Wow, what an exciting experience! We wish you the best of luck in your travels and in your work Keirstin! We know that you will achieve all of your goals and we can’t wait to catch up with you when you return!
Follow Keirstin’s journey at myjourney2tanzania.blogspot.com
General Motors has picked a woman as its next CEO, naming product development chief Mary Barra as the first female head of a major U.S. car company.
Mary Barra’s promotion will help shatter pernicious auto-industry stereotypes about gender while putting the company in the hands of someone who cares deeply about cars.
1. She is the first female CEO in the automotive industry
This is such an amazing step for women in the workforce and especially for women in STEM with C-suite aspirations. As stated by Girl Scout of Citrus “the glass ceiling just got a little thinner!”
2. She began at General Motors when she was 18 as a student co-op
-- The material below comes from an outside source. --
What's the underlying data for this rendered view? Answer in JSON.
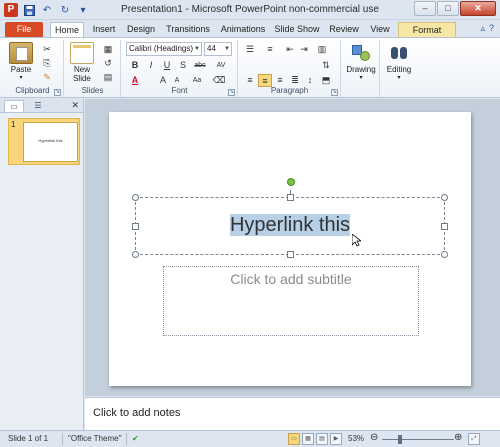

Barra studied electrical engineering at General Motors Institute (now Kettering University) and sought out the co-op to help pay her tuition. She went on to receive her Bachelors of Science, at Kettering University and Masters of Business Administration at Stanford Graduate School of Business.
3. She keeps an Albert Einstein bobble-head on her desk
This is a fun one. According to a BusinessWeek article, Barra won the bobble-head in a competition with coworkers at GM.
4. She is a CEO and is also married with two children
We often hear that to be a career woman you will have to choose between your family or your career; Barra shows that is is possible to have and be successful in both!
5. She was listed as #35 in the The Forbes list of The World’s 100 Most Powerful Women
After being named number 41 in 2012, Barra moved up in rank this past May. The list is comprised of ”women that go beyond the traditional taxonomy of the power elite. These change-agents are actually shifting our very idea of clout and authority and, in the process, transforming the world in fresh and exhilarating ways.” – Forbes.com
6. She likes motivating young girls to go into math and science
This past april, Barra visited an elementary school in Detroit where third-graders were working on a science project demonstrating wind power. While there, Barra gave a talk about the importance of studying and then joined in on the fun of paper sailboats powered by electric fans.
7. She’s not afraid to challenge tradition
This is evident from the fact that she decided to go into the car world – a man’s world – as a woman, but on a sillier note, according to an article from The Daily Beast, earlier in her career, Barra was in Human Resources for GM. While in this position she made the decision to allow employees to wear jeans to work. A seemingly small decision that raised a few eyebrows (and a lot of complaints) at this traditional workplace. Still, Barra stood by her decision and said that she trusted the employees to dress appropriately.
Congratulations and thanks to you, Mary Barra for paving the way for women in your field, and in others. We wish you the best of luck in your position!
Keep up with Mary Barra on Twitter! twitter.com/mtbarra